▸ **Material provided**

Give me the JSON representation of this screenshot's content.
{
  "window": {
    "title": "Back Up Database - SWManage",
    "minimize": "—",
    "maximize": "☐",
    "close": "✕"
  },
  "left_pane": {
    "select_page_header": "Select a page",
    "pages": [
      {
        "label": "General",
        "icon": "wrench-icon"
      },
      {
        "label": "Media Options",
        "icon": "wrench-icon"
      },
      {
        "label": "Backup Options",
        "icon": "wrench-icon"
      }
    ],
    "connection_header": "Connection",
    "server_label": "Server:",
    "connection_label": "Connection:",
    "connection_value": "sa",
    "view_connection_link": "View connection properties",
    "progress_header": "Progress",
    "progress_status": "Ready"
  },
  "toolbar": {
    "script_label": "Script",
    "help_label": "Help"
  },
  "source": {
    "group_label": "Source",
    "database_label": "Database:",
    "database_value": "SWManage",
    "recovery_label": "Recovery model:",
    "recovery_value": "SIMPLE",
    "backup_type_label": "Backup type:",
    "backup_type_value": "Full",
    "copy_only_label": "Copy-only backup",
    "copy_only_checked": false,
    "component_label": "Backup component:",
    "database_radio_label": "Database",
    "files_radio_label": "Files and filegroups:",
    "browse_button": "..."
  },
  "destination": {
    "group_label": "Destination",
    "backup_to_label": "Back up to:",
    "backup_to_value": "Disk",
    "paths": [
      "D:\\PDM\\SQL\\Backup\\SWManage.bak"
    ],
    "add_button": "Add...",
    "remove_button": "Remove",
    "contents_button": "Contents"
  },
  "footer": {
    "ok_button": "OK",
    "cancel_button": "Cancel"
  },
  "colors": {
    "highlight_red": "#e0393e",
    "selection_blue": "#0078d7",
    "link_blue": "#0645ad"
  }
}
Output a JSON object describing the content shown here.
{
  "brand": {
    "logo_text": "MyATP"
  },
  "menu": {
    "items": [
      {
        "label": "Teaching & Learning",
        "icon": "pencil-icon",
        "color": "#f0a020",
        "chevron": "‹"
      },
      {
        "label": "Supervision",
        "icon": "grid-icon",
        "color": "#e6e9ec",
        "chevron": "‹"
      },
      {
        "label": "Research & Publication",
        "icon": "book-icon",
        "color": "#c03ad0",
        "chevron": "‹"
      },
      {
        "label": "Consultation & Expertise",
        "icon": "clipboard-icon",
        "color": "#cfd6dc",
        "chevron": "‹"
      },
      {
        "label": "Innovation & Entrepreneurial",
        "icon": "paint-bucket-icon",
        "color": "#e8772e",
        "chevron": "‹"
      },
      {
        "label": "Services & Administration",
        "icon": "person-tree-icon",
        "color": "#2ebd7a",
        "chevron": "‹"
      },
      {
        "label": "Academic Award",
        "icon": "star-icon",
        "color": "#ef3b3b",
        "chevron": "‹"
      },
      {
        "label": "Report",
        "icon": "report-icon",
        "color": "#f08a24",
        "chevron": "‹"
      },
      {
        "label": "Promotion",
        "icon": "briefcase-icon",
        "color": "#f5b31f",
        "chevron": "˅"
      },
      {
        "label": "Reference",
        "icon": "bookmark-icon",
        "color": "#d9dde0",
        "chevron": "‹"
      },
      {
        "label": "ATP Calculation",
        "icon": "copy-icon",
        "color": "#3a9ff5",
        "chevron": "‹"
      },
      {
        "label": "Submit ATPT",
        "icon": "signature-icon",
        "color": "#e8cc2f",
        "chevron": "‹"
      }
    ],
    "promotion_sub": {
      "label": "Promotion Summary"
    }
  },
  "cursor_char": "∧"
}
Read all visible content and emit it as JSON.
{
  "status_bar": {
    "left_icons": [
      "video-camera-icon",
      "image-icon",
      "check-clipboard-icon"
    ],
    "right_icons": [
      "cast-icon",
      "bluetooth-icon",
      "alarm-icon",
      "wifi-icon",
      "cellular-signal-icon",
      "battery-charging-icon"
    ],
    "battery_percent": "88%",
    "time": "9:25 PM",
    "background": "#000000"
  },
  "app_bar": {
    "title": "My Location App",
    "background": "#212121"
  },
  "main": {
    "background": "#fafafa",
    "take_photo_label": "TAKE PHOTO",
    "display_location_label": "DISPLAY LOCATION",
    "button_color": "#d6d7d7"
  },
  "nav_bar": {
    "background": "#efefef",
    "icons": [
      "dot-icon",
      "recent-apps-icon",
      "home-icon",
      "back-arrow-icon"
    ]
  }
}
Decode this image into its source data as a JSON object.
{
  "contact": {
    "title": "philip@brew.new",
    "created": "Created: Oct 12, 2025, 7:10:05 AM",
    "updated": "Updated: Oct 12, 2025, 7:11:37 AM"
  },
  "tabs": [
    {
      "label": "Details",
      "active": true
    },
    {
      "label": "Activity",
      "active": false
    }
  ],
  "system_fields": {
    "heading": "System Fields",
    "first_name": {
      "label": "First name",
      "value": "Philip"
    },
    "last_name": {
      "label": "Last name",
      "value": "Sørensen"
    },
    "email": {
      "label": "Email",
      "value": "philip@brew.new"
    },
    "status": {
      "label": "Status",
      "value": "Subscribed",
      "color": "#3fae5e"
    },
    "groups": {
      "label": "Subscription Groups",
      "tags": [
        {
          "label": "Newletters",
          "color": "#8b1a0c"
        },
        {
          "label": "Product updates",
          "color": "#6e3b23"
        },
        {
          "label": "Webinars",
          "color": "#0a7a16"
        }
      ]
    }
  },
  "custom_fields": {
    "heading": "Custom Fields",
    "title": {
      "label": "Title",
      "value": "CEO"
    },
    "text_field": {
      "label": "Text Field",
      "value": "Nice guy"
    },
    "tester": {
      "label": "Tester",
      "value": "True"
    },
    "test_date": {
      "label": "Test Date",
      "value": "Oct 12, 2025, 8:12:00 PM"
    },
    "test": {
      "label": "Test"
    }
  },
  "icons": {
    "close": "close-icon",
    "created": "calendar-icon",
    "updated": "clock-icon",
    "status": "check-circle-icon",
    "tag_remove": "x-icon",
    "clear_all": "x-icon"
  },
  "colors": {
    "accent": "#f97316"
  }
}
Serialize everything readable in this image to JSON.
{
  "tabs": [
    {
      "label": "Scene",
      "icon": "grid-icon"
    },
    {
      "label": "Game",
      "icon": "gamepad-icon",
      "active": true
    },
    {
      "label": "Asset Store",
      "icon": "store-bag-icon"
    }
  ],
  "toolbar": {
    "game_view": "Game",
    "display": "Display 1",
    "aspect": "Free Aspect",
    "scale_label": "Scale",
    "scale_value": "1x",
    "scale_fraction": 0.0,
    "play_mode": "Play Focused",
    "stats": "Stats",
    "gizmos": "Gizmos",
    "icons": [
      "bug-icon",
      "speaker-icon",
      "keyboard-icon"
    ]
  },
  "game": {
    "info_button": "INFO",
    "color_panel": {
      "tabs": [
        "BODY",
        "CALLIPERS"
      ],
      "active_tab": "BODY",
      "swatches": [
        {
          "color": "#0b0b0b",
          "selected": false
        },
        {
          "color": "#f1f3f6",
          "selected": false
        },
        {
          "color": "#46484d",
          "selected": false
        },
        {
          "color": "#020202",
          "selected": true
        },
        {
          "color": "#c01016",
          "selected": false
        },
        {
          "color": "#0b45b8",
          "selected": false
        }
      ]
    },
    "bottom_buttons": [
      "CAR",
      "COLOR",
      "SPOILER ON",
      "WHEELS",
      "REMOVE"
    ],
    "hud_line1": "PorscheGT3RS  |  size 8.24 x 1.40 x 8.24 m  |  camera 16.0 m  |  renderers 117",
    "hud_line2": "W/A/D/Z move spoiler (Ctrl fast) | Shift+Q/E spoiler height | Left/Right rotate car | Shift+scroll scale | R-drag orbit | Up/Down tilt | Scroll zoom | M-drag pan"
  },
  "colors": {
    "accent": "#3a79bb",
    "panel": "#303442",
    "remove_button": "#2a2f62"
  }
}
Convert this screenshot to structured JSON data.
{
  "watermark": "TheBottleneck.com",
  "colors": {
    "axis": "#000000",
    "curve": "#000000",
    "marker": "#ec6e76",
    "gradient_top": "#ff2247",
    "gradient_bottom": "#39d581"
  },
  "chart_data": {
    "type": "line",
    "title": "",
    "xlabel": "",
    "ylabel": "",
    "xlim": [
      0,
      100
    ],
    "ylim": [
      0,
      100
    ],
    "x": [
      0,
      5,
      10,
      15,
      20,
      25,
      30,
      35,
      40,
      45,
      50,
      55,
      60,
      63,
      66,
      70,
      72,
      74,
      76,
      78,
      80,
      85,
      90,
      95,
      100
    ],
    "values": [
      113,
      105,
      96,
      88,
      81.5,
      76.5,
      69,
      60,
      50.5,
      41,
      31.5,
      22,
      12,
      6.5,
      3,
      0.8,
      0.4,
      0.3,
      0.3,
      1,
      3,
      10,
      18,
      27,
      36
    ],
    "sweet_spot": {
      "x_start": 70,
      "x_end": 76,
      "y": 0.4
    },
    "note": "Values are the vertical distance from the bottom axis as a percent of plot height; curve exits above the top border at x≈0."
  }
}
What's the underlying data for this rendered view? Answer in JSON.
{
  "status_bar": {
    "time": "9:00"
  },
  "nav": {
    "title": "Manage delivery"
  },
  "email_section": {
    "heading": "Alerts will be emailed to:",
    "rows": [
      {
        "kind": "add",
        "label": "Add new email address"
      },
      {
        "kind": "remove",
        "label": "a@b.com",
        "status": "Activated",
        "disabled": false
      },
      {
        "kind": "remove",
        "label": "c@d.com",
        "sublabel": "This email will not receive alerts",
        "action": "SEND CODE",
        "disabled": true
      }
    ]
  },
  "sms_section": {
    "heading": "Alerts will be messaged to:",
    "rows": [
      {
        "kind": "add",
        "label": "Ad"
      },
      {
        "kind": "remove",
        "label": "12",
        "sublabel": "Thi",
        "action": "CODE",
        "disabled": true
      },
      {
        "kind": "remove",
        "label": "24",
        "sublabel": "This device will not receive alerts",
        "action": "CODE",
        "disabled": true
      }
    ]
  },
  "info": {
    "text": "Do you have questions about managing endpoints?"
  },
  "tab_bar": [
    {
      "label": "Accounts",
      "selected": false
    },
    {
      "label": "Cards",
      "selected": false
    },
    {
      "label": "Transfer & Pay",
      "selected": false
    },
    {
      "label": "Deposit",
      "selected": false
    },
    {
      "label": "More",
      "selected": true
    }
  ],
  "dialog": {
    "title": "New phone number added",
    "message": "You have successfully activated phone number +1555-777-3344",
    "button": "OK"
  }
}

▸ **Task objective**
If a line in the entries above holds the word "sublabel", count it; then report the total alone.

▸ **Answer below**
3